How many lines of the material below contain the string "right"? Answer with the number and nothing else.

=== Section Start ===

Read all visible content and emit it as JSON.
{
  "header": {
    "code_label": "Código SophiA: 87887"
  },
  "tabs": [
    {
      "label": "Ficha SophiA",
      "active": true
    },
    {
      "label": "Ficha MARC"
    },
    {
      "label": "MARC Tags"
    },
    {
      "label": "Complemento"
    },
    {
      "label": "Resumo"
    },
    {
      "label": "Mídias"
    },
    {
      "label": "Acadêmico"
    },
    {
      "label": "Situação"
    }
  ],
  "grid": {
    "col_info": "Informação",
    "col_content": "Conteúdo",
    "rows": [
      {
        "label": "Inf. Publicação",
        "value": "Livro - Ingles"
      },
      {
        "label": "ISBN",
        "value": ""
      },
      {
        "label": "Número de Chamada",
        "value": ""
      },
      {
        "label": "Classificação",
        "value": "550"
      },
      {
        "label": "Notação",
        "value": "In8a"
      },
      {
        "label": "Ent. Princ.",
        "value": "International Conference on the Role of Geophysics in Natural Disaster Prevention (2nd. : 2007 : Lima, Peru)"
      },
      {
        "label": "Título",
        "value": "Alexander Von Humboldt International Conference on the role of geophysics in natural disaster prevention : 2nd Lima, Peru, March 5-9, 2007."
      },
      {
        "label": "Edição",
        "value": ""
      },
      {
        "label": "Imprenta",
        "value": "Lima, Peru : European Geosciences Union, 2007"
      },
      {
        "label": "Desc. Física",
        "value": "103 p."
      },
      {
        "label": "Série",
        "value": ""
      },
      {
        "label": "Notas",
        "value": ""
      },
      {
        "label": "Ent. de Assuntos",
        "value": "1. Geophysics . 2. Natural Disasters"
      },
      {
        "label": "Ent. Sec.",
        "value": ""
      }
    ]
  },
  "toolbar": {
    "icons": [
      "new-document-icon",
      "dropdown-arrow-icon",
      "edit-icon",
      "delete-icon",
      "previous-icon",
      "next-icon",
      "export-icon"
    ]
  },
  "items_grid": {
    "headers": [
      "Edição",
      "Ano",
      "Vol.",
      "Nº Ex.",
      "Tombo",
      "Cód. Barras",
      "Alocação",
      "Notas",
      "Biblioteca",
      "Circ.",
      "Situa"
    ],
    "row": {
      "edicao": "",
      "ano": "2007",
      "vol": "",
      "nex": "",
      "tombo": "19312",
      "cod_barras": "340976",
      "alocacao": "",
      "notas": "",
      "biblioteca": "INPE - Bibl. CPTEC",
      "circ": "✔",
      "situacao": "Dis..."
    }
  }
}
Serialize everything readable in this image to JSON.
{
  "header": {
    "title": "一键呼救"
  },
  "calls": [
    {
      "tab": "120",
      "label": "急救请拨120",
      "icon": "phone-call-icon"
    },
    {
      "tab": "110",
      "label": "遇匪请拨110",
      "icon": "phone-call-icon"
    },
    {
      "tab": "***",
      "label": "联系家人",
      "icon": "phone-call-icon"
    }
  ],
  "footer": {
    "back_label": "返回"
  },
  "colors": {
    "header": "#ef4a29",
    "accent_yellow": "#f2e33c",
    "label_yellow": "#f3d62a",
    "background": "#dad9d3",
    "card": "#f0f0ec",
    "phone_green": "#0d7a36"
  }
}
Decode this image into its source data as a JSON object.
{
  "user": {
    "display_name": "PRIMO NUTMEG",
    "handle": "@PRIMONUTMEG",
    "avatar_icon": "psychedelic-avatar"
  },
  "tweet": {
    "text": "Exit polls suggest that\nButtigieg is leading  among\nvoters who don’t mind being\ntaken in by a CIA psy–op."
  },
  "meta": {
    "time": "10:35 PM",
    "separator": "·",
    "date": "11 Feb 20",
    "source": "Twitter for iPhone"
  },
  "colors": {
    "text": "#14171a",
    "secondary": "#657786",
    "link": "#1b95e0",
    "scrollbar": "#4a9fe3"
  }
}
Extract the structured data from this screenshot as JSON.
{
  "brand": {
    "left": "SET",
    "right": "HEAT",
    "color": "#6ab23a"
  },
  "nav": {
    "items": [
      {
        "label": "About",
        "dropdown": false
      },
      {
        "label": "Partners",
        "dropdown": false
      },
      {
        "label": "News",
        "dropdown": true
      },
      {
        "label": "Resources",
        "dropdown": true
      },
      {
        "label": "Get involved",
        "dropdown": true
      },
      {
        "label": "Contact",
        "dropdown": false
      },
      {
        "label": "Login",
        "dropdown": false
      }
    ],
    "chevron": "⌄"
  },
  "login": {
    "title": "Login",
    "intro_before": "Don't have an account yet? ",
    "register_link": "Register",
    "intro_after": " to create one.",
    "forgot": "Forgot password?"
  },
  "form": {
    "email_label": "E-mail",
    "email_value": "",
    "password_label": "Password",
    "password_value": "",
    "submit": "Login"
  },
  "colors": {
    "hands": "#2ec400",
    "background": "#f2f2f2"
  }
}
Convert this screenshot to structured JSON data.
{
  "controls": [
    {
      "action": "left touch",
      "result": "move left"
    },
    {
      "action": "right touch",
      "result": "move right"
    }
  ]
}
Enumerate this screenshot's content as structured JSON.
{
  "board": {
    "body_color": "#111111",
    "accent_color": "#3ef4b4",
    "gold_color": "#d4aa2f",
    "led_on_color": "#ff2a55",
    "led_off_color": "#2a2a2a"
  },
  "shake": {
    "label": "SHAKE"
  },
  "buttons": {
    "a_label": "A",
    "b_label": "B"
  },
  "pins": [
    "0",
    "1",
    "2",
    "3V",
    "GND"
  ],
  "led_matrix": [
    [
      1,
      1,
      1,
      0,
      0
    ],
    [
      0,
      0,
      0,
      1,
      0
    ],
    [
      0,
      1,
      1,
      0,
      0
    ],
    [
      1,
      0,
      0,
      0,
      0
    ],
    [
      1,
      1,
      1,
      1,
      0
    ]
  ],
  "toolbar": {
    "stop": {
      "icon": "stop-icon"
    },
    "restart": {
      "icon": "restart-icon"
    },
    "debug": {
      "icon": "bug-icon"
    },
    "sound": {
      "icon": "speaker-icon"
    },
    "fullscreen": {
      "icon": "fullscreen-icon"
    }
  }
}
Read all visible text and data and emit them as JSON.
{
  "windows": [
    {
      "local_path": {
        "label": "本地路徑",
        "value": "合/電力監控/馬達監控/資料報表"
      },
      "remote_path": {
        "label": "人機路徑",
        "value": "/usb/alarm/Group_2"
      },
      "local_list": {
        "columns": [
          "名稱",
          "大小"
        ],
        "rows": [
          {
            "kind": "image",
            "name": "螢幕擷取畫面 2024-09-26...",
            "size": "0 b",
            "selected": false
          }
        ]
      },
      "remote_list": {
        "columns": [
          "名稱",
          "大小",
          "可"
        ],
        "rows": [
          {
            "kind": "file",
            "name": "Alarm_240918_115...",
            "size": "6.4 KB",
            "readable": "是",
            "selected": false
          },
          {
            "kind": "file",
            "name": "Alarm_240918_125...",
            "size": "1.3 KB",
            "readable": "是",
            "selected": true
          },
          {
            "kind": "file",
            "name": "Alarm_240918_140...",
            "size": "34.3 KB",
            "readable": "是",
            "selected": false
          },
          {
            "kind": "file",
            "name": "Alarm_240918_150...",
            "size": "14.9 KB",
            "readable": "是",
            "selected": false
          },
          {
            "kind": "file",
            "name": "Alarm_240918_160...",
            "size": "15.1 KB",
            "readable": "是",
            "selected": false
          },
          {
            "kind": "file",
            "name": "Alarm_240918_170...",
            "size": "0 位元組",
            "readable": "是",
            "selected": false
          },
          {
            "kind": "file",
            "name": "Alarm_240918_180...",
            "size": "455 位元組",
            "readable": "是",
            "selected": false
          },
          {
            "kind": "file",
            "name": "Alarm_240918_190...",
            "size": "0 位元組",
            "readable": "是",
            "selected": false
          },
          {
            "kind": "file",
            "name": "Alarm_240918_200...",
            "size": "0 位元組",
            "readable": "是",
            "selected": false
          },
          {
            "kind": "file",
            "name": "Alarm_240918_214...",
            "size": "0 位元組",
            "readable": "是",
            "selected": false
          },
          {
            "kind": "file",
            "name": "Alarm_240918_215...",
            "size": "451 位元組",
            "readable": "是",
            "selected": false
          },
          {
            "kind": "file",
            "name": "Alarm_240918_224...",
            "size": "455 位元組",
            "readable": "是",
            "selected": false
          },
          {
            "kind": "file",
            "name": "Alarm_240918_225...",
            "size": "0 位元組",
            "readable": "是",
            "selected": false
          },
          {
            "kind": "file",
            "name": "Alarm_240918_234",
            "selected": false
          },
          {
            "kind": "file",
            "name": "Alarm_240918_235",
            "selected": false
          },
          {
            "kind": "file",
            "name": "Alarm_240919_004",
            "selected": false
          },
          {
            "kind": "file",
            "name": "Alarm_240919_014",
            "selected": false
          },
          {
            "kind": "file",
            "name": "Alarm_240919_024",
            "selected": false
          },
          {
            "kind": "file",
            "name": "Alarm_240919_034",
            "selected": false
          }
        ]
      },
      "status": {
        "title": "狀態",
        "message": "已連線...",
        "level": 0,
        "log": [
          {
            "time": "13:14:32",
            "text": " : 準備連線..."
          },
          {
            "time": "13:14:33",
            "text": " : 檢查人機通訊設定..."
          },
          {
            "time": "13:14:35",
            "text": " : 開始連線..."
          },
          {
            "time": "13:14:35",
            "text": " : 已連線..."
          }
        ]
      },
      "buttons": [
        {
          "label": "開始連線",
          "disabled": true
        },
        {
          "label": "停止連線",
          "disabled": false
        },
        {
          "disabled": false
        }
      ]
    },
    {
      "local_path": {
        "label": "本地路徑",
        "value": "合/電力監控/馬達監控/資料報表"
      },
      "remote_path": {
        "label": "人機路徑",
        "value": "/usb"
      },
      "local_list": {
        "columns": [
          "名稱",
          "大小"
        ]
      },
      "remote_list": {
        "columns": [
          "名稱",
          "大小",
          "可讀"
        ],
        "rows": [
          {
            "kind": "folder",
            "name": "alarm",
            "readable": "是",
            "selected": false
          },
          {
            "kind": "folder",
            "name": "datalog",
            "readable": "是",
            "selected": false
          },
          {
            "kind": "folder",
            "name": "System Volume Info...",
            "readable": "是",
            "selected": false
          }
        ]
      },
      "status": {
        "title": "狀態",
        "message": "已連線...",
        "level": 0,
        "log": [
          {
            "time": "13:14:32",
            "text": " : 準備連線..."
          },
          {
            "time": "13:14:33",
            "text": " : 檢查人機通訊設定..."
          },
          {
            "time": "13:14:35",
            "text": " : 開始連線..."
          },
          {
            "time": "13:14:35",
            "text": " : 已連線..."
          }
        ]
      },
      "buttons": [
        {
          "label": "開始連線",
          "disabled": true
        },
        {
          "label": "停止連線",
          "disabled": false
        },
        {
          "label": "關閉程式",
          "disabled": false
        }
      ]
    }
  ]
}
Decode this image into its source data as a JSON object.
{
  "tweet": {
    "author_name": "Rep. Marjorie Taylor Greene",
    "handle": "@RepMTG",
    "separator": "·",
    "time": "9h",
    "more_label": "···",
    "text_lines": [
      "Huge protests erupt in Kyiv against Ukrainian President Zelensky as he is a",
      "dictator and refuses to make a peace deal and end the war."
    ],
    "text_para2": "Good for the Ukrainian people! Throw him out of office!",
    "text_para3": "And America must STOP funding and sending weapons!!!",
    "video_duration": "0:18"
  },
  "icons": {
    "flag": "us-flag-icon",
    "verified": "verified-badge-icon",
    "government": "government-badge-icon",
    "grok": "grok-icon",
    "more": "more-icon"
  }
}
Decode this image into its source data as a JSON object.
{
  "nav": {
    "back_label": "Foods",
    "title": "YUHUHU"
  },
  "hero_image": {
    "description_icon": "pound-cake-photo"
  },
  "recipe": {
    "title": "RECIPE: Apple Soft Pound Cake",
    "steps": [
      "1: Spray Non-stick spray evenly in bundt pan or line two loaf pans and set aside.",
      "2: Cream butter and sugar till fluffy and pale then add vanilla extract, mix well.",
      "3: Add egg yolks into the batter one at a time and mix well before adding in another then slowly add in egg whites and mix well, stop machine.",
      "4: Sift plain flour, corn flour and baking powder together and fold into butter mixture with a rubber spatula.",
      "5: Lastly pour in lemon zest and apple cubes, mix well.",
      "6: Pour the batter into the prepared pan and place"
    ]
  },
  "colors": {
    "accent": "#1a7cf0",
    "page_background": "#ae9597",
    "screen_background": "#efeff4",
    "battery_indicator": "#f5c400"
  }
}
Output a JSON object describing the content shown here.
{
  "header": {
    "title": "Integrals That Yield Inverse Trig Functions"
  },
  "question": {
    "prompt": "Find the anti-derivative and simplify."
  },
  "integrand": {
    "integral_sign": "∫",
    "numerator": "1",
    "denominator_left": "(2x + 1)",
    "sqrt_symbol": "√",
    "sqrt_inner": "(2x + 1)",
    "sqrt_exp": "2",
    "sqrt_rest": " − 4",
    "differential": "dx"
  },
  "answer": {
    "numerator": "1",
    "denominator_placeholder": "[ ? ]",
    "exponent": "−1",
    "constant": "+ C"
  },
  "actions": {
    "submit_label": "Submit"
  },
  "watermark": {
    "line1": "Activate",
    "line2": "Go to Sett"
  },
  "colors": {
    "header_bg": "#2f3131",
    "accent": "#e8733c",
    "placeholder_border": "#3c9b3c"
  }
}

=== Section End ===

[Result for this task]:
3